I think a lot of this will be based on what kind of insurance you have and where you live, as well as if you are established, and oddly enough what medications you are on.
A lot of doctors only take certain insurances. So if you have private insurance and the doctor only takes private insurance patients you most likely will not have to wait very long. I would say 2-4 weeks if you are already established with that doctor, and maybe 6-8 weeks if you are not. Again all of this depends on where you live.
Now if you are on public insurance your wait will probably be a lot longer because doctors who take public insurance usually take just about anyone and they are very busy. So if you are already established with them you will probably wait 6-8 weeks. Not established could be 3-4 months.

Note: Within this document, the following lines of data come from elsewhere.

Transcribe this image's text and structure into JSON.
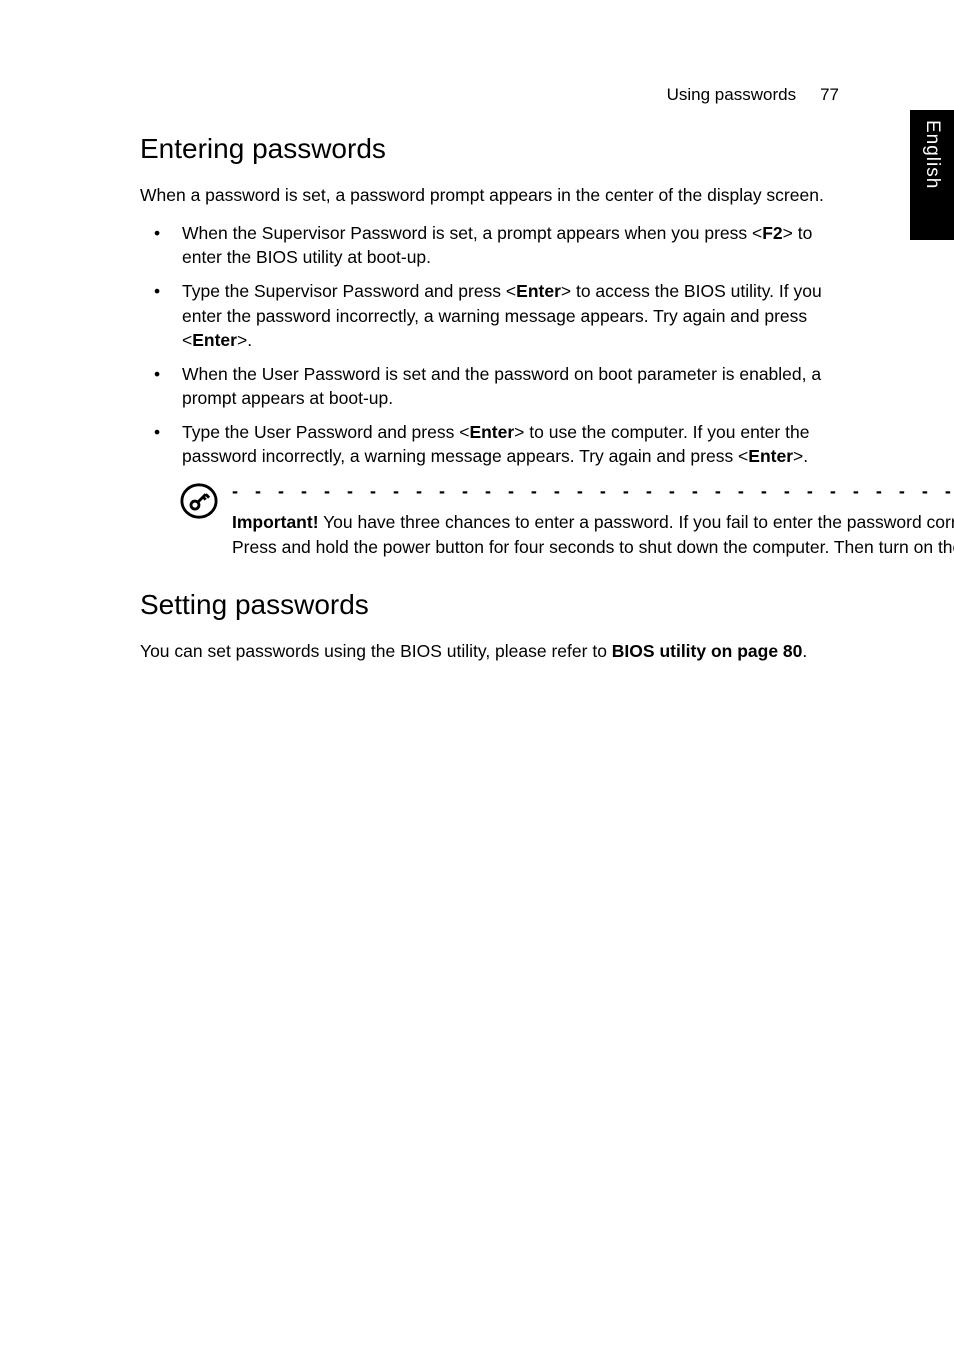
{
  "header": {
    "title": "Using passwords",
    "page_number": "77"
  },
  "side_tab": "English",
  "section1": {
    "heading": "Entering passwords",
    "intro": "When a password is set, a password prompt appears in the center of the display screen.",
    "bullets": {
      "b1a": "When the Supervisor Password is set, a prompt appears when you press <",
      "b1b": "F2",
      "b1c": "> to enter the BIOS utility at boot-up.",
      "b2a": "Type the Supervisor Password and press <",
      "b2b": "Enter",
      "b2c": "> to access the BIOS utility. If you enter the password incorrectly, a warning message appears. Try again and press <",
      "b2d": "Enter",
      "b2e": ">.",
      "b3": "When the User Password is set and the password on boot parameter is enabled, a prompt appears at boot-up.",
      "b4a": "Type the User Password and press <",
      "b4b": "Enter",
      "b4c": "> to use the computer. If you enter the password incorrectly, a warning message appears. Try again and press <",
      "b4d": "Enter",
      "b4e": ">."
    },
    "note": {
      "label": "Important!",
      "text": " You have three chances to enter a password. If you fail to enter the password correctly after three tries, the system halts. Press and hold the power button for four seconds to shut down the computer. Then turn on the computer again, and try again."
    }
  },
  "section2": {
    "heading": "Setting passwords",
    "body_a": "You can set passwords using the BIOS utility, please refer to ",
    "body_b": "BIOS utility on page 80",
    "body_c": "."
  },
  "dots": "- - - - - - - - - - - - - - - - - - - - - - - - - - - - - - - - - - - - - - - - - - - - - -"
}
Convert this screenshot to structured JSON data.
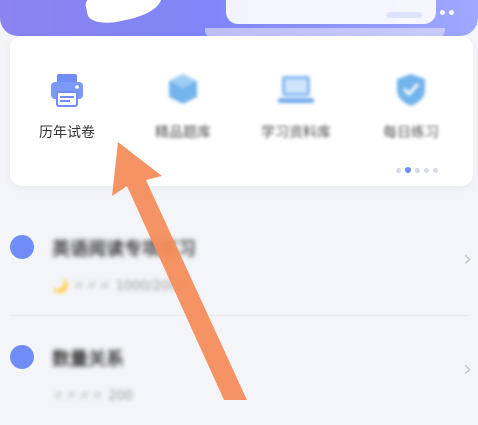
{
  "quick_actions": [
    {
      "label": "历年试卷",
      "icon": "printer-icon"
    },
    {
      "label": "精品题库",
      "icon": "box-icon"
    },
    {
      "label": "学习资料库",
      "icon": "laptop-icon"
    },
    {
      "label": "每日练习",
      "icon": "shield-icon"
    }
  ],
  "list": [
    {
      "title": "英语阅读专项练习",
      "meta_first": "🌙",
      "meta_rest": "〃〃〃 1000/2000"
    },
    {
      "title": "数量关系",
      "meta_first": "",
      "meta_rest": "〃〃〃〃 200"
    }
  ],
  "colors": {
    "accent": "#6f8cf7",
    "banner": "#8a83f0",
    "overlay_arrow": "#f58d5c"
  }
}
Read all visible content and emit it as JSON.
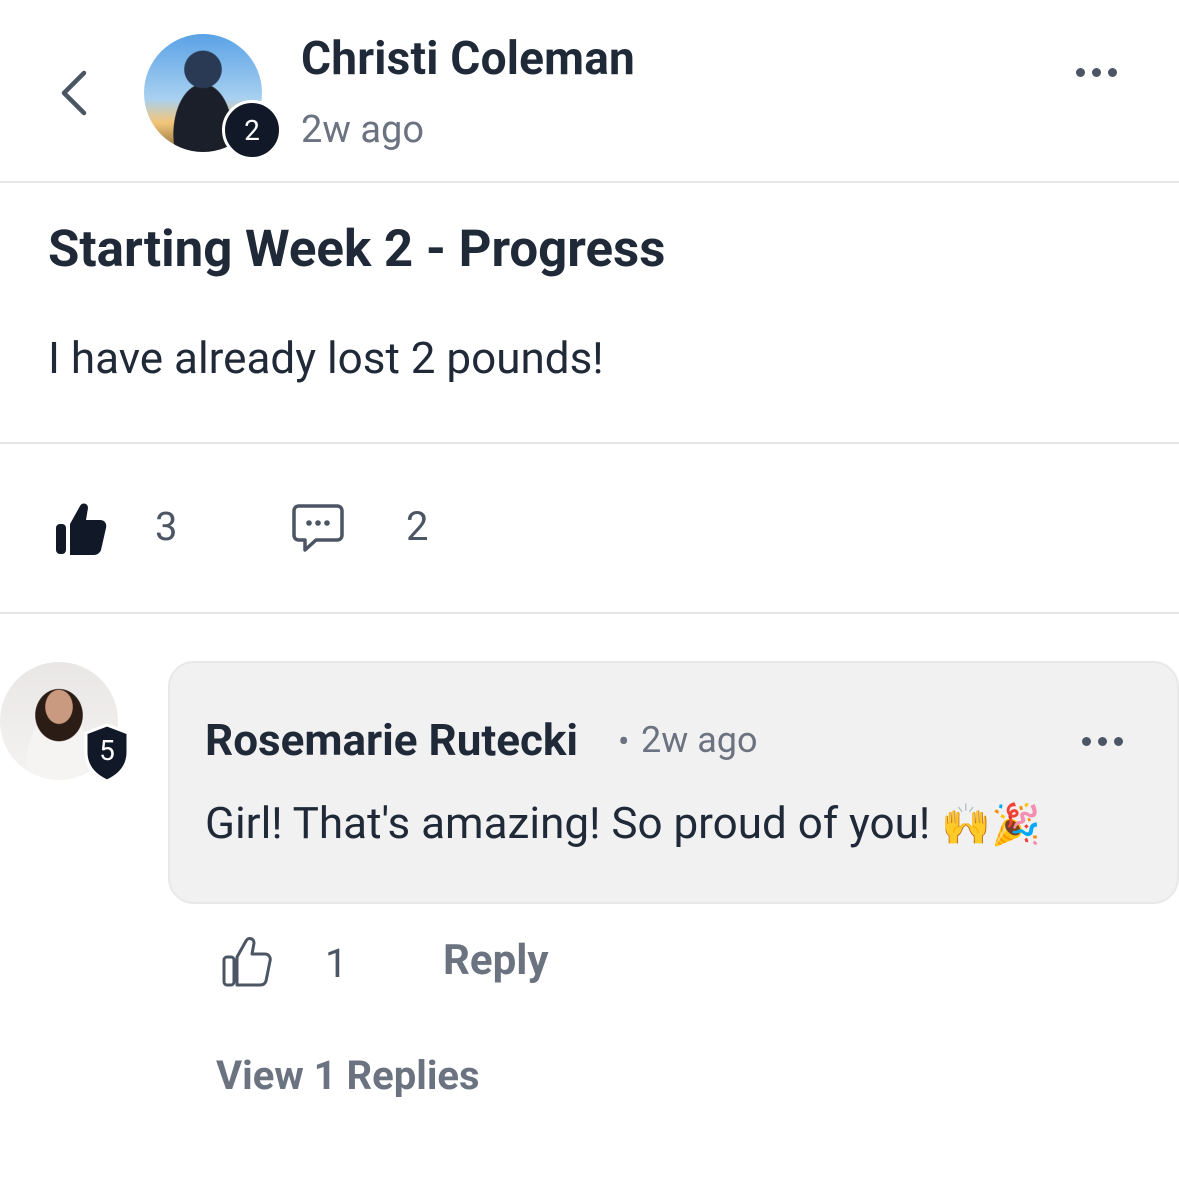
{
  "post": {
    "author_name": "Christi Coleman",
    "time_ago": "2w ago",
    "author_level": "2",
    "title": "Starting Week 2 - Progress",
    "body": "I have already lost 2 pounds!",
    "like_count": "3",
    "comment_count": "2",
    "liked": true
  },
  "comment": {
    "author_name": "Rosemarie Rutecki",
    "separator": "•",
    "time_ago": "2w ago",
    "author_level": "5",
    "text": "Girl! That's amazing! So proud of you!",
    "emojis": "🙌🎉",
    "like_count": "1",
    "reply_label": "Reply",
    "view_replies_label": "View 1 Replies"
  },
  "icons": {
    "back": "chevron-left-icon",
    "more": "more-horizontal-icon",
    "like": "thumbs-up-icon",
    "comment": "comment-icon"
  },
  "colors": {
    "text_primary": "#1f2937",
    "text_secondary": "#6b7280",
    "badge_dark": "#111827",
    "bubble_bg": "#f1f1f2",
    "divider": "#e6e6e6"
  }
}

This all changes if you are needing a specialist. As the poster above me said they had to wait 11 months to see the doctor and they were already established. I think that is a bit ridiculous, but not out of the realm or possibility. Again, all of the above mentioned will have a factor as well on how quickly you see the specialist.
Now there is a huge trend here in the US with the over use of narcotics. There is a huge push to eliminate them as much as possible because of how many people are addicted to them no matter how they got that way. So, a lot of doctors tell you right up front, before you are even allowed to schedule, that if you are on narcotics for pain, or other narcotics for any reason, they will not let you establish there. If it's their policy to not accept pain patients then you will have to find another doctor. If you lie about being on narcotics, when the doctors office gets your chart and sees that you are in fact on chronic narcotics, you will be thrown out of the office, if you even make it that far. Also, if you think you are being sneaky and decide to tell the doctor that you didn't have a previous doctor so you won't have a chart from the old doctor. Well, there are ways around that too. Put your name into the I-Stop computer for example and it will pull you up and tell them exactly what medications you are on. And if you lied again, you will be kicked out and you will have to find another doctor which will add to your time.
For me what prompts me to get a physical every year is the fact that my insurance coverage goes down and the deductables go up if I don't get a physical every year, with supporting blood work for my medications. Also if I don't get a mammy done according to standard guidelines they can opt to greatly reduce my coverage for my treatments for anything related. So that's my incentive. LOL.
The main thing to remember here really is that all of this has variables which vary greatly depending on your insurance, where you live, whether or not you are established with that doctor or not, and what medications you are on. So really there isn't really one answer to any of your questions.